- {external:class}`sphinx.application.Sphinx`, {external:class}`Explicit text <sphinx.application.Sphinx>`
- {external+sphinx:ref}`code-examples`, {external+sphinx:ref}`Explicit text <code-examples>`


- <project:#syntax/referencing>, [][syntax], [Explicit text][syntax]
- [](<#my other term>)
- <project:../>, [Explicit text](../
- <path:example.txt>, [Explicit text](example.txt)
- <project:#mypackage.MyClass>, [Explicit text](#mypackage.MyClass)
- <inv:#*Sphinx>, [Explicit text](#sphinx.application.Sphinx)
- <inv:sphinx#code-examples>, [Explicit text](inv:sphinx#code-examples)

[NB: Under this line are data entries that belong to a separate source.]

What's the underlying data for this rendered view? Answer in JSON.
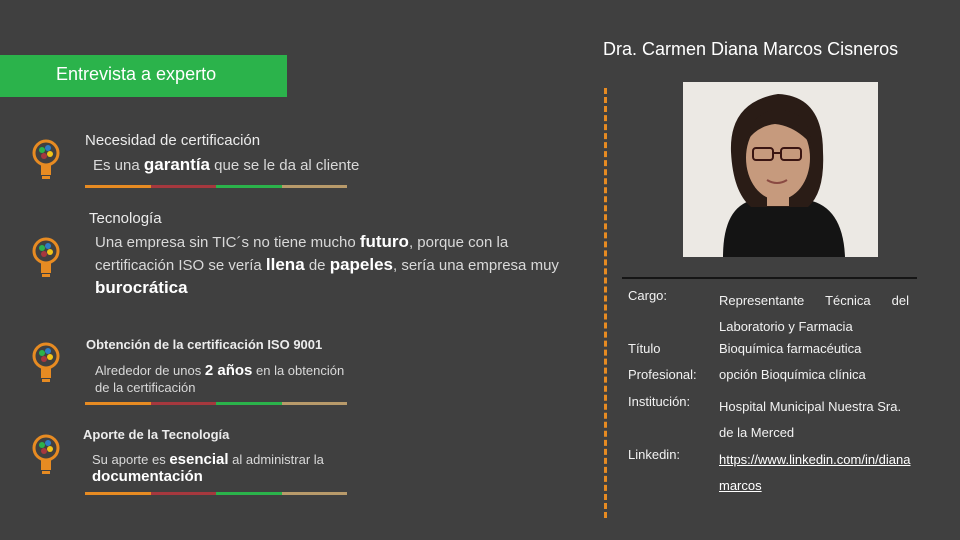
{
  "header": {
    "banner_text": "Entrevista a experto",
    "expert_name": "Dra. Carmen Diana Marcos Cisneros"
  },
  "colors": {
    "background": "#404040",
    "banner": "#2bb34b",
    "divider": "#e78b22",
    "stripe": [
      "#e78b22",
      "#a6383e",
      "#2bb34b",
      "#b89a6a"
    ]
  },
  "icons": [
    "lightbulb-icon",
    "lightbulb-icon",
    "lightbulb-icon",
    "lightbulb-icon"
  ],
  "topics": [
    {
      "title": "Necesidad de certificación",
      "parts": [
        "Es una ",
        "garantía",
        " que se le da al cliente"
      ]
    },
    {
      "title": "Tecnología",
      "parts": [
        "Una empresa sin TIC´s no tiene mucho ",
        "futuro",
        ", porque con la certificación ISO se vería ",
        "llena",
        " de ",
        "papeles",
        ", sería una empresa muy ",
        "burocrática"
      ]
    },
    {
      "title": "Obtención de la certificación ISO 9001",
      "parts": [
        "Alrededor de unos ",
        "2 años",
        " en la obtención de la certificación"
      ]
    },
    {
      "title": "Aporte de la Tecnología",
      "parts": [
        "Su aporte es ",
        "esencial",
        " al administrar la ",
        "documentación"
      ]
    }
  ],
  "profile": {
    "cargo_label": "Cargo:",
    "cargo_value": "Representante Técnica del Laboratorio y Farmacia",
    "titulo_label": "Título",
    "titulo_value": "Bioquímica farmacéutica",
    "profesional_label": "Profesional:",
    "profesional_value": "opción Bioquímica clínica",
    "institucion_label": "Institución:",
    "institucion_value": "Hospital Municipal Nuestra Sra. de la Merced",
    "linkedin_label": "Linkedin:",
    "linkedin_value": "https://www.linkedin.com/in/dianamarcos"
  }
}
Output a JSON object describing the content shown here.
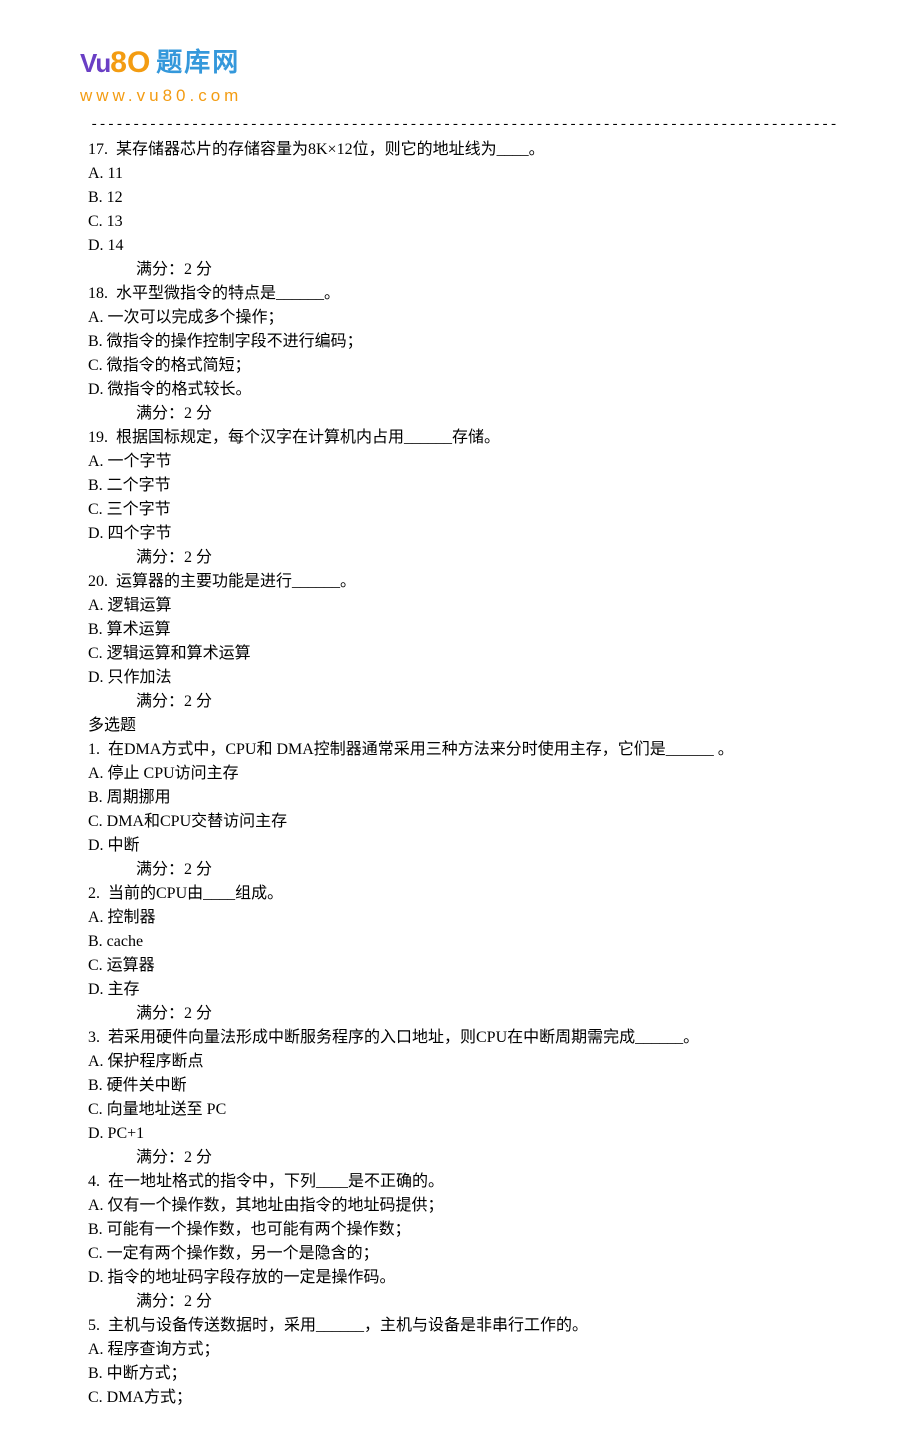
{
  "logo": {
    "prefix": "Vu",
    "big": "8O",
    "cn": "题库网",
    "url": "www.vu80.com"
  },
  "divider": "--------------------------------------------------------------------------------------------------------------------------",
  "questions": [
    {
      "number": "17.",
      "stem": "某存储器芯片的存储容量为8K×12位，则它的地址线为____。",
      "options": [
        "A. 11",
        "B. 12",
        "C. 13",
        "D. 14"
      ],
      "score": "满分：2  分"
    },
    {
      "number": "18.",
      "stem": "水平型微指令的特点是______。",
      "options": [
        "A. 一次可以完成多个操作；",
        "B. 微指令的操作控制字段不进行编码；",
        "C. 微指令的格式简短；",
        "D. 微指令的格式较长。"
      ],
      "score": "满分：2  分"
    },
    {
      "number": "19.",
      "stem": "根据国标规定，每个汉字在计算机内占用______存储。",
      "options": [
        "A. 一个字节",
        "B. 二个字节",
        "C. 三个字节",
        "D. 四个字节"
      ],
      "score": "满分：2  分"
    },
    {
      "number": "20.",
      "stem": "运算器的主要功能是进行______。",
      "options": [
        "A. 逻辑运算",
        "B. 算术运算",
        "C. 逻辑运算和算术运算",
        "D. 只作加法"
      ],
      "score": "满分：2  分"
    }
  ],
  "multiHeader": "多选题",
  "multiQuestions": [
    {
      "number": "1.",
      "stem": "在DMA方式中，CPU和 DMA控制器通常采用三种方法来分时使用主存，它们是______ 。",
      "options": [
        "A. 停止 CPU访问主存",
        "B. 周期挪用",
        "C. DMA和CPU交替访问主存",
        "D. 中断"
      ],
      "score": "满分：2  分"
    },
    {
      "number": "2.",
      "stem": "当前的CPU由____组成。",
      "options": [
        "A. 控制器",
        "B. cache",
        "C. 运算器",
        "D. 主存"
      ],
      "score": "满分：2  分"
    },
    {
      "number": "3.",
      "stem": "若采用硬件向量法形成中断服务程序的入口地址，则CPU在中断周期需完成______。",
      "options": [
        "A. 保护程序断点",
        "B. 硬件关中断",
        "C. 向量地址送至 PC",
        "D. PC+1"
      ],
      "score": "满分：2  分"
    },
    {
      "number": "4.",
      "stem": "在一地址格式的指令中，下列____是不正确的。",
      "options": [
        "A. 仅有一个操作数，其地址由指令的地址码提供；",
        "B. 可能有一个操作数，也可能有两个操作数；",
        "C. 一定有两个操作数，另一个是隐含的；",
        "D. 指令的地址码字段存放的一定是操作码。"
      ],
      "score": "满分：2  分"
    },
    {
      "number": "5.",
      "stem": "主机与设备传送数据时，采用______，主机与设备是非串行工作的。",
      "options": [
        "A. 程序查询方式；",
        "B. 中断方式；",
        "C. DMA方式；"
      ],
      "score": ""
    }
  ]
}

[syntax]: #syntax/referencing

5.  Handling invalid references#

When building your documentation, it is recommended to run in nitpicky mode, which will emit warnings for any invalid references.

you may encounter warnings such as: WARNING: 'myst' cross-reference target not found: 'reference' [myst.xref_missing] WARNING: Multiple matches found for 'duplicate': inter:py:module:duplicate, inter:std:label:duplicate [myst.iref_ambiguous]

To fully suppress a specific warning type, you can use the suppress_warnings configuration option, in Sphinx’s file:

suppress_warnings = ["myst.xref_missing", "myst.iref_ambiguous"]

or in docutils.conf or command-line tool:

myst-suppress-warnings = myst.xref_missing, myst.iref_ambiguous

In Sphinx specific reference warnings can also be suppressed, using the nitpick_ignore and nitpick_ignore_regex configuration options.

nitpick_ignore = [("myst", "reference")]

To handle ambiguous references, for intersphinx references see the Cross-project (intersphinx) links section, or the domains searched for all Markdown references can be restricted globally or per-document using the myst_ref_domains configuration.

myst_ref_domains = ["std", "py"]